I was told by agent that its a BISF house but on doing the survey the BANK refused to lend on it.
They mentioned its a “Hills House”. But the 2nd Bank has approved the lending on it.
My question is – Is the valuation of the BISF and HILLS house is same ?
I am better off getting the Hills house at the cost of BISF?
Please advise it so confusing and no information.
Can you tell me, does your house look like the property above?
The reason that I ask is that there are several variants of houses built by Hills West Bromwich, also known as Hills Patent Glazing.
Some of the steel frames fare better than others as some are known to suffer from severe corrosion such as the Hillcon house built by Hills, this would obviously have an impact on the value of the house.
As for a comparison between the value of a BISF house and a Hills House, it’s impossible to compare the two, other than to say both are steel framed, non-standard built properties and as such, they will probably sell at a lower price than a comparable traditional brick house of the same size.
Just to clarify,are you saying that the asking or valuation price for your property has remained the same ,even though you have now discovered it’s a Hills House and not a BISF House ?
Dear Site Admin,
Thanks a lot for the reply.
Yes please, the house looks very similar to the property above. Except it has tiles outside on the walls. Attaching the picture of it. I tried creating a new port yesterday but failed.
Yes please the valuation of the property is still the same. Both Vendor and agent are silent on it. Do you think HILLS house should be of lower valuation?
Assuming both are at same location and all same.
Firstly, I would stress that I would strongly advise that you undertake a full and invasive structural survey when buying a Hills house as there could be substantial underlying hidden defects that will not be found in a basic ‘homebuyers’ type of survey.
In my own personal view, I would value a BISF property higher than a Hills Presweld. It’s worth remembering that only around 600 Hills Presweld homes were ever built compared to over 36,000 BISF homes, meaning most issues that could arise probably already have with a BISF house.

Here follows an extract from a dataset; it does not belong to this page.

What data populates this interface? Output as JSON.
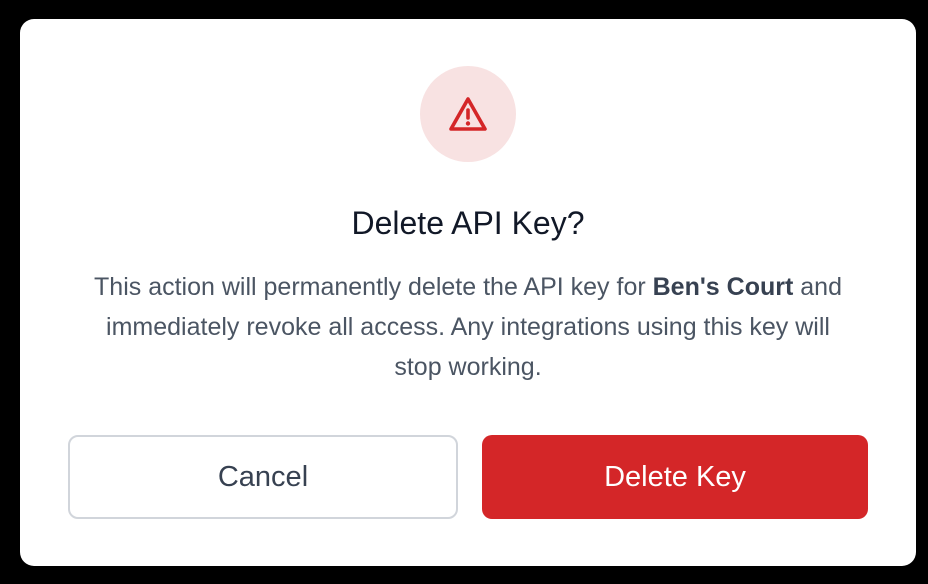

Also because the Hills is rarer, it may make it difficult to find an experienced surveyor or builder to remedy any defects that could arise in the future.
As for pure value, I can only suggest looking up sold prices in the street that you wish to buy in and compare these with the sold prices of BISF houses that may be nearby, you can do this on Rightmove.
I doubt if you will find any significant difference in values between these two build types, but I personally would want to pay less for a Hills house over a BISF house but that’s only my opinion.
I also think it would be far easier to sell a BISF house in the future too as for me there are simply too many unknown variables and potential problems that could arise with a Hills house. It’s a little like buying a brand of car that nobody has heard of and nothing puts off buyers more.
I’m sorry I can’t give you a more definitive answer, in part because there isn’t a clear answer. It’s not as simple as valuing a Ford against a Vauxhall so to speak.
If you decide to buy the Hills property, please make sure you obtain a full and invasive survey, no only to protect your invest but it can also be a powerful bargaining tool if problems are found.
Thanks a TON for the invaluable advise and you time.
I have asked for the invasive structural survey. Not sure if the vendor will allow to drill a hole in the wall for the invasive survey.
If you can recommended some structural engineer with experience of HILLS / BISF houses that will be great. I have found 2 on RICS website, but they have to refer the manuals etc.
September 17, 2015 at 11:03 am
Hi, I am also looking to buy a Hills Presweld house. This is in Harrow. End of Terrace Property. This has been recently extended on its side as well as fully refurbished. My question is if this house has gone through recent extension, this would have been possible after checking the existing steel frames structurally good? Is this a good indication that this property is in good condition?